Yes, It’s (Still) OK To Call Ukraine’s C14 “Neo-Nazi”
This week, a Ukrainian court ruled it’s not OK to call a neo-Nazi group a neo-Nazi group.
In May 2018, a tweet from Ukrainian independent media outlet Hromadske, on its international English-language Twitter account, described C14 as “neo-Nazi.”
“Neo-nazi group C14 has seized a former militant of the self-proclaimed “Donetsk People’s Republic”, Brazilian Rafael Lusvarghi, and were going to hand him over to #Ukraine’s Security Service, one of the group members posted on Facebook,” the tweet read, referencing C14’s extralegal seizure of a Brazilian man who had allegedly fought with Russian-led forces in eastern Ukraine.
In response to this tweet, C14 sued Hromadske. On August 6, 2019, a court in Kyiv ruled in C14’s favour.
As Hromadske’s own story on the verdict reports: “[the] court noted that the information circulated by Hromadske back in May 2018 “harms the reputation” of C14 and ordered Hromadske to refute the information and pay 3,500UAH ($136) in court fees to C14.”
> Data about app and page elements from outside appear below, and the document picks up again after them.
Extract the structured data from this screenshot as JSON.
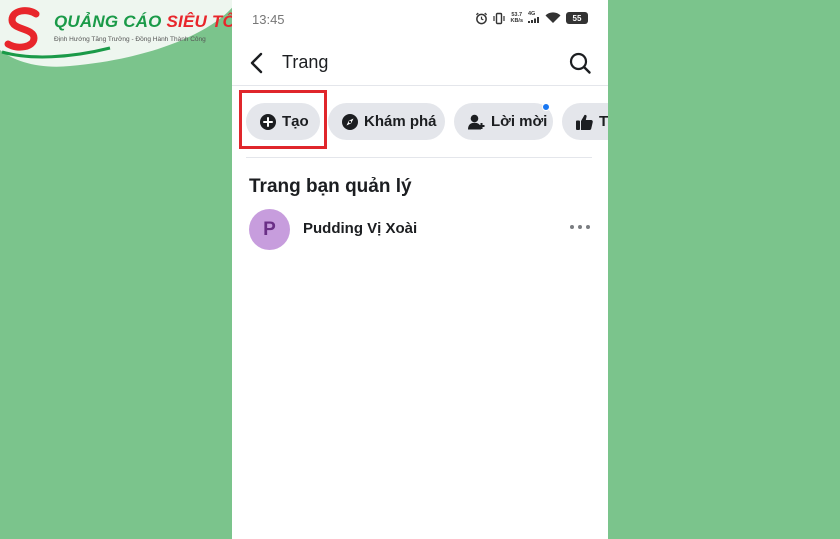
{
  "watermark": {
    "title_green": "QUẢNG CÁO",
    "title_red": "SIÊU TỐC",
    "subtitle": "Định Hướng Tăng Trưởng - Đồng Hành Thành Công"
  },
  "status_bar": {
    "time": "13:45",
    "net_speed_value": "53.7",
    "net_speed_unit": "KB/s",
    "net_type": "4G",
    "battery": "55"
  },
  "nav": {
    "title": "Trang",
    "back_icon": "chevron-left-icon",
    "search_icon": "search-icon"
  },
  "chips": [
    {
      "label": "Tạo",
      "icon": "plus-circle-icon",
      "highlighted": true
    },
    {
      "label": "Khám phá",
      "icon": "compass-icon"
    },
    {
      "label": "Lời mời",
      "icon": "person-add-icon",
      "badge": true
    },
    {
      "label": "Tr",
      "icon": "thumbs-up-icon"
    }
  ],
  "section": {
    "title": "Trang bạn quản lý"
  },
  "pages": [
    {
      "initial": "P",
      "name": "Pudding Vị Xoài"
    }
  ],
  "colors": {
    "background": "#7bc48c",
    "highlight": "#e0262b",
    "chip_bg": "#e4e6eb",
    "notification_dot": "#1877f2",
    "avatar_bg": "#c79ddd"
  }
}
But, as we explain here in this brief investigation, the phrase “neo-Nazi” should be used to describe C14. The group’s past and present use of common neo-Nazi symbols and its violent rhetoric and actions make one thing clear: it’s completely justifiable, despite what a Ukrainian court has just ruled and despite their efforts to sanitize their public image, to call C14 “neo-Nazi.”
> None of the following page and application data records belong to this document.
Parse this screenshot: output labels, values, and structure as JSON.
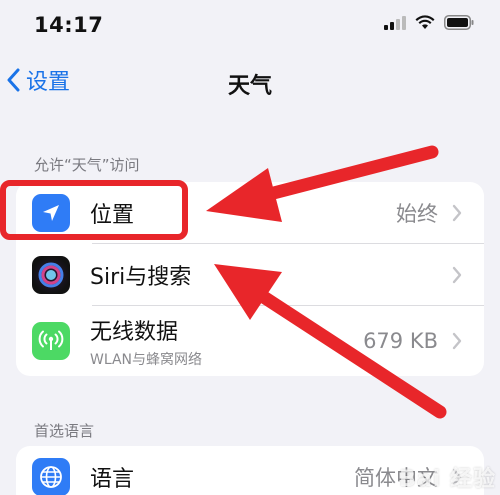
{
  "status_bar": {
    "time": "14:17"
  },
  "nav": {
    "back_label": "设置",
    "title": "天气"
  },
  "access_section": {
    "header": "允许“天气”访问",
    "rows": [
      {
        "label": "位置",
        "value": "始终",
        "icon": "location-arrow-icon"
      },
      {
        "label": "Siri与搜索",
        "value": "",
        "icon": "siri-icon"
      },
      {
        "label": "无线数据",
        "sub": "WLAN与蜂窝网络",
        "value": "679 KB",
        "icon": "antenna-icon"
      }
    ]
  },
  "language_section": {
    "header": "首选语言",
    "rows": [
      {
        "label": "语言",
        "value": "简体中文",
        "icon": "globe-icon"
      }
    ]
  },
  "watermark": "Bai 经验",
  "colors": {
    "accent": "#1a73e8",
    "annotation_red": "#e8262a",
    "location_icon_bg": "#2f7cf6",
    "data_icon_bg": "#4cd964",
    "globe_icon_bg": "#2f7cf6"
  }
}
Who calls neo-Nazis by their name?
The ruling shocked human rights groups, journalists and other observers both inside and outside of Ukraine. Even the Organization for Security and Co-operation in Europe (OSCE) Office of the Representative on Freedom of the Media tweeted its concern about the ruling, arguing that it “goes against #mediafreedom and could discourage journalistic work” in Ukraine.
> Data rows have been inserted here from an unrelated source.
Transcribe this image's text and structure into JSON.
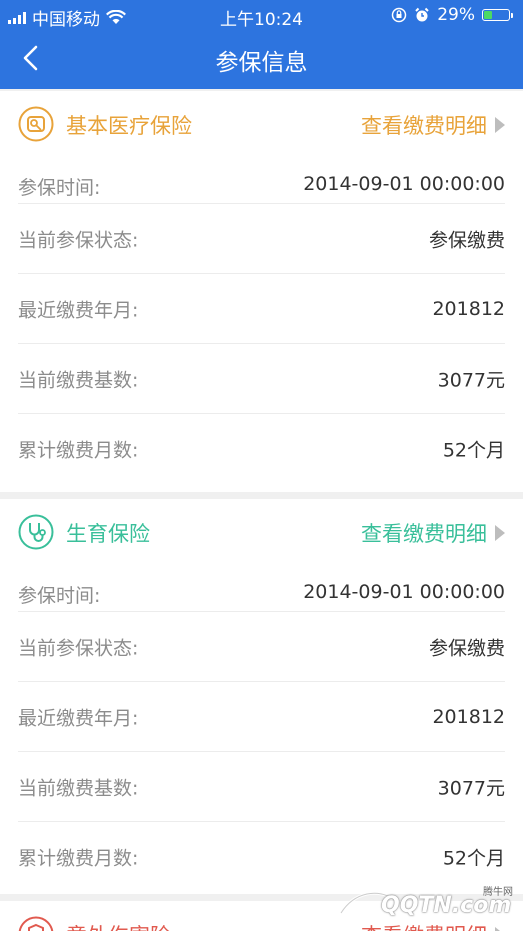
{
  "status_bar": {
    "carrier": "中国移动",
    "time": "上午10:24",
    "battery": "29%",
    "battery_level": 0.29,
    "signal_icon": "signal-bars-icon",
    "wifi_icon": "wifi-icon",
    "alarm_icon": "alarm-icon",
    "lock_icon": "orientation-lock-icon"
  },
  "nav": {
    "title": "参保信息",
    "back_icon": "back-chevron-icon"
  },
  "cards": [
    {
      "title": "基本医疗保险",
      "link": "查看缴费明细",
      "accent": "#e8a33a",
      "icon": "medical-insurance-icon",
      "rows": [
        {
          "label": "参保时间:",
          "value": "2014-09-01 00:00:00"
        },
        {
          "label": "当前参保状态:",
          "value": "参保缴费"
        },
        {
          "label": "最近缴费年月:",
          "value": "201812"
        },
        {
          "label": "当前缴费基数:",
          "value": "3077元"
        },
        {
          "label": "累计缴费月数:",
          "value": "52个月"
        }
      ]
    },
    {
      "title": "生育保险",
      "link": "查看缴费明细",
      "accent": "#39bf9a",
      "icon": "stethoscope-icon",
      "rows": [
        {
          "label": "参保时间:",
          "value": "2014-09-01 00:00:00"
        },
        {
          "label": "当前参保状态:",
          "value": "参保缴费"
        },
        {
          "label": "最近缴费年月:",
          "value": "201812"
        },
        {
          "label": "当前缴费基数:",
          "value": "3077元"
        },
        {
          "label": "累计缴费月数:",
          "value": "52个月"
        }
      ]
    },
    {
      "title": "意外伤害险",
      "link": "查看缴费明细",
      "accent": "#e15a4f",
      "icon": "injury-insurance-icon",
      "rows": []
    }
  ],
  "watermark": {
    "text": "QQTN.com",
    "subtext": "腾牛网"
  },
  "colors": {
    "header": "#2d74df",
    "background": "#f0f0f0",
    "label": "#8c8c8c",
    "value": "#333333"
  }
}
Despite losing the court case, Hromadske has pledged to appeal, and doesn’t appear to be backing down. One of their first …read more